** Opening Entries shown block **

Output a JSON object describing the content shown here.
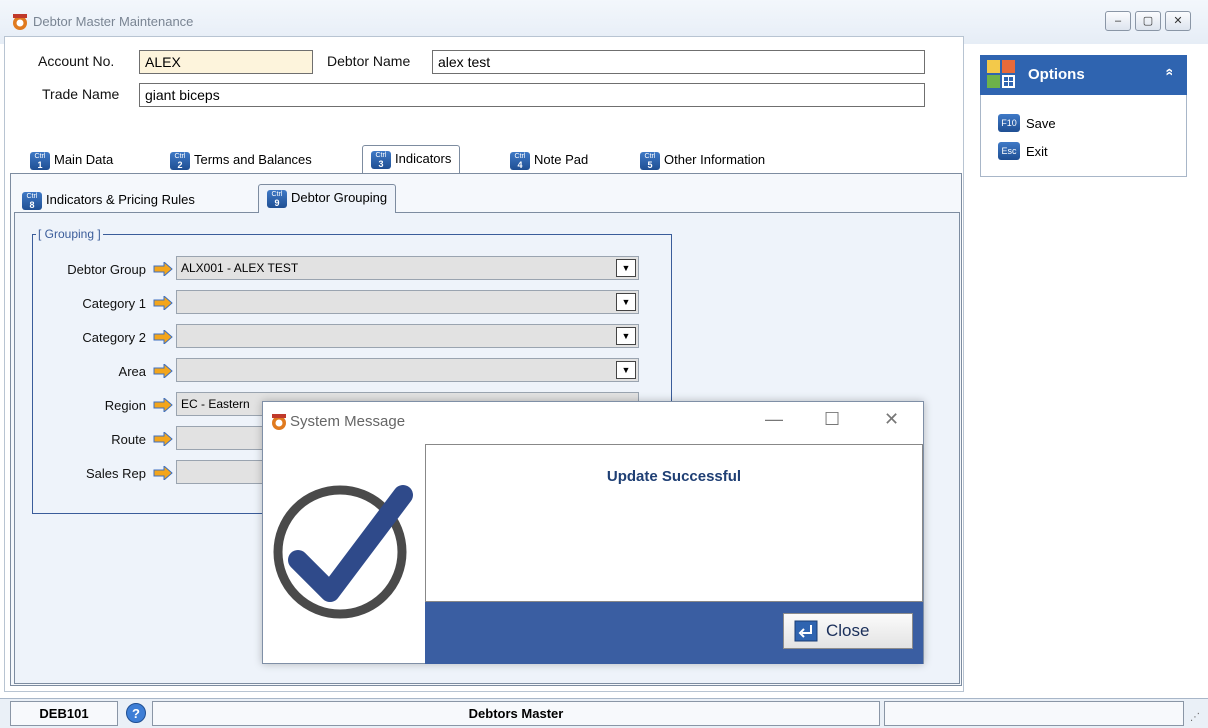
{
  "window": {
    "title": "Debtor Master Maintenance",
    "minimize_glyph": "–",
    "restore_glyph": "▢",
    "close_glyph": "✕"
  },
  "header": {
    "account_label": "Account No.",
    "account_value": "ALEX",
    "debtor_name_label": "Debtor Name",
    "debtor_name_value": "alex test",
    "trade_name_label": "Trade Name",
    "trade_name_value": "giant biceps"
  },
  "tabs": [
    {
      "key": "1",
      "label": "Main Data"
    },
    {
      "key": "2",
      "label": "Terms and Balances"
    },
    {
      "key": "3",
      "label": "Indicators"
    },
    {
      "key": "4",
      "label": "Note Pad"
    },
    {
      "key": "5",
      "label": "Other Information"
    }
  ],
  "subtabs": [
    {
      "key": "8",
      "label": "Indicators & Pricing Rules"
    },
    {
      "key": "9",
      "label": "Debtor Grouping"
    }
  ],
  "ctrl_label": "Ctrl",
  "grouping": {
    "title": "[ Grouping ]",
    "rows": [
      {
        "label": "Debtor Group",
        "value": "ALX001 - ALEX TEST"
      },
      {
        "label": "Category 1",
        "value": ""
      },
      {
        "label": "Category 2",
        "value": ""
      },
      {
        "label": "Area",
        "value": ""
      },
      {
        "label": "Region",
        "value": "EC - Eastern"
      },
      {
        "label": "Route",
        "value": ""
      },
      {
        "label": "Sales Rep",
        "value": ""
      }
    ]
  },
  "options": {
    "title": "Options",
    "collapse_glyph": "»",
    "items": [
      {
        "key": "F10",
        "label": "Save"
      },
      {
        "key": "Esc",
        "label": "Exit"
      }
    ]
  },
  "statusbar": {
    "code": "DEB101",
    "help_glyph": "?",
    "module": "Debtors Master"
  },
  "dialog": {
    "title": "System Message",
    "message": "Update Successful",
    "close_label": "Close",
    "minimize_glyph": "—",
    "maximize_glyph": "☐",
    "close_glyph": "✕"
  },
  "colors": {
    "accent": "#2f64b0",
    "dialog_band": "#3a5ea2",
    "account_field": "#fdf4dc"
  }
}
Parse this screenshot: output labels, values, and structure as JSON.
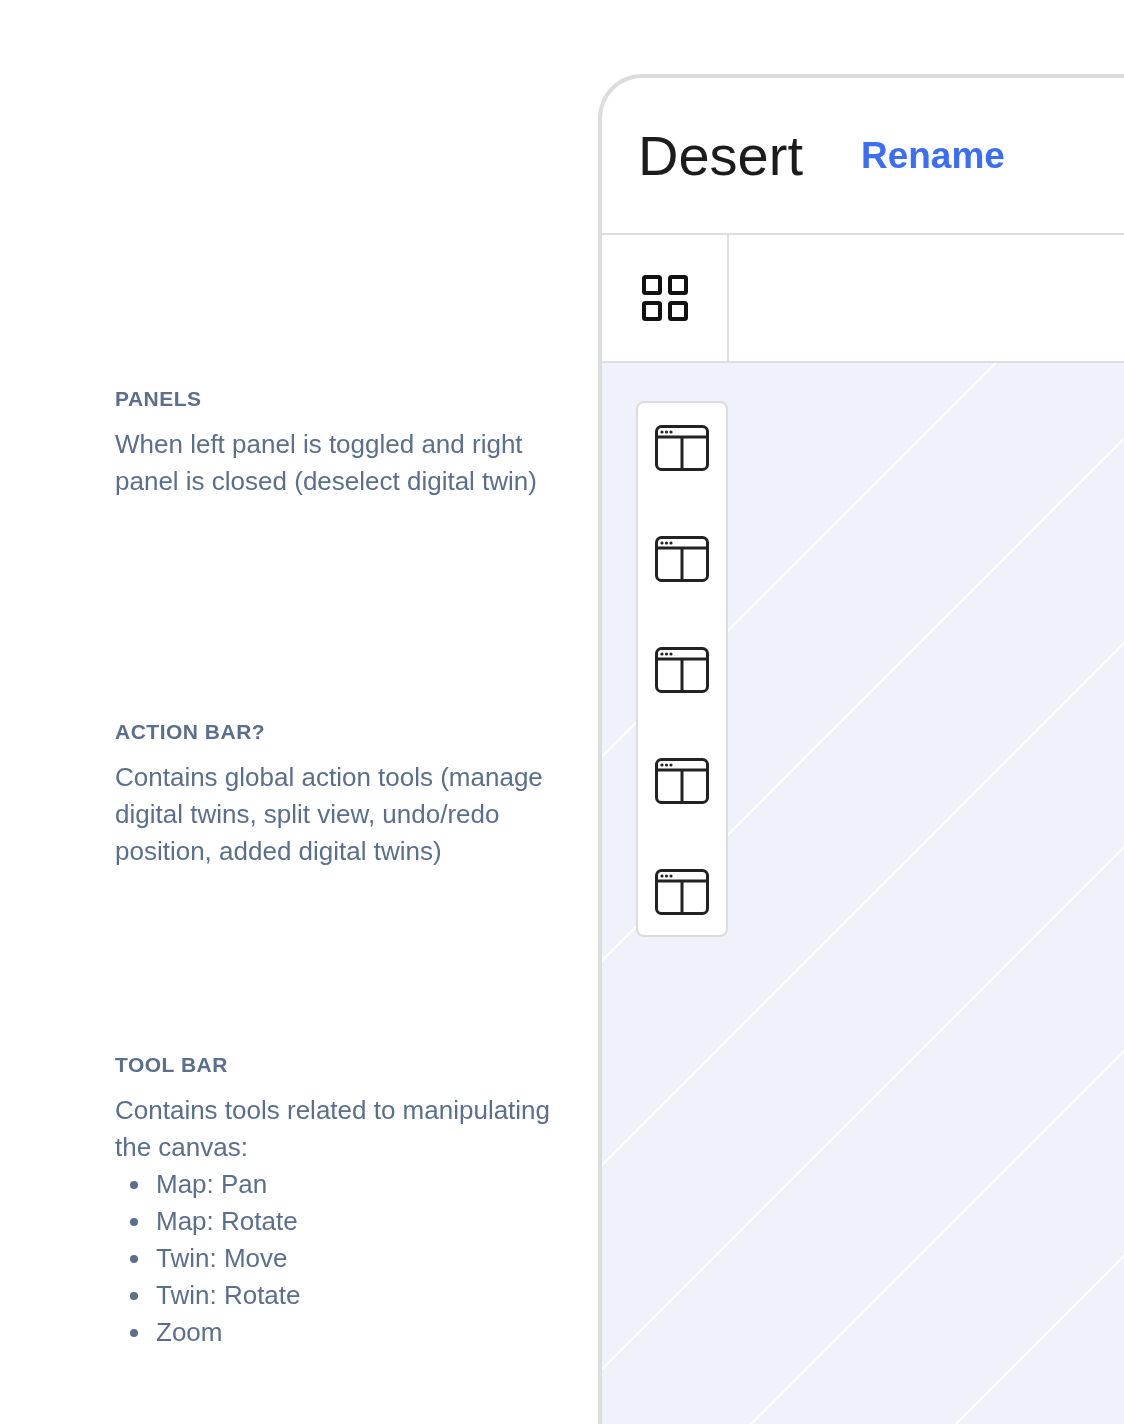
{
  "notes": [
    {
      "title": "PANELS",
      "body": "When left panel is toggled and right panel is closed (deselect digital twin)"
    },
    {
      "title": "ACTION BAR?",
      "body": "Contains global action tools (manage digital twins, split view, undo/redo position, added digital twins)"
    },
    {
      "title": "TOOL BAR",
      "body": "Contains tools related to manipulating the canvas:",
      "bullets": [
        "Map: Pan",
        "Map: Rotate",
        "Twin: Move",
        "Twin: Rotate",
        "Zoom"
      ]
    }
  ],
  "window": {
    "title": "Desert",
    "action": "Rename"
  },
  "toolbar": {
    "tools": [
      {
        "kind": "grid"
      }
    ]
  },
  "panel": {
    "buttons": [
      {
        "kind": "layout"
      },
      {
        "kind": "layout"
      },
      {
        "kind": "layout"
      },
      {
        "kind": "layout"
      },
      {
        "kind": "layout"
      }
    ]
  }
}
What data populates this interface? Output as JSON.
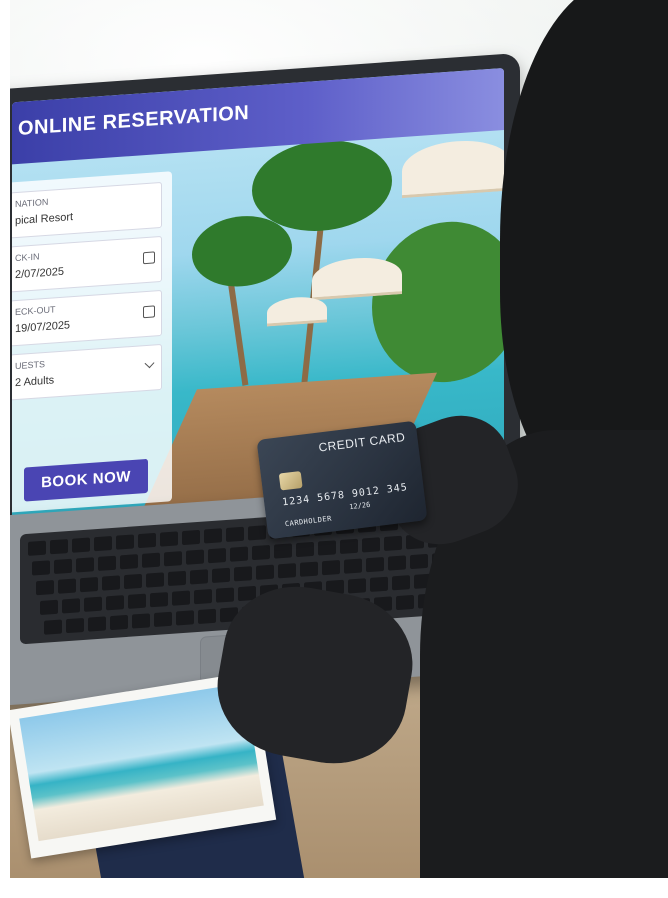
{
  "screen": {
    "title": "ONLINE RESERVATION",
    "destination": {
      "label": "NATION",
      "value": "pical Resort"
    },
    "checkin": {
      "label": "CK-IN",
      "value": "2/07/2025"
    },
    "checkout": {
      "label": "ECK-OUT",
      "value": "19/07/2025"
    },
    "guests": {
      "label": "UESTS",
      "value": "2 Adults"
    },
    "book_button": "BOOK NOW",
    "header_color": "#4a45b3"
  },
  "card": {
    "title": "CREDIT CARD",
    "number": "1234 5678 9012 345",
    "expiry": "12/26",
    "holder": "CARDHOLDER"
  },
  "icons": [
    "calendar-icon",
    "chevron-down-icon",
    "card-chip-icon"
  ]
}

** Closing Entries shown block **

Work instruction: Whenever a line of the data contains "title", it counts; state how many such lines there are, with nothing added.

Solution for this task: 10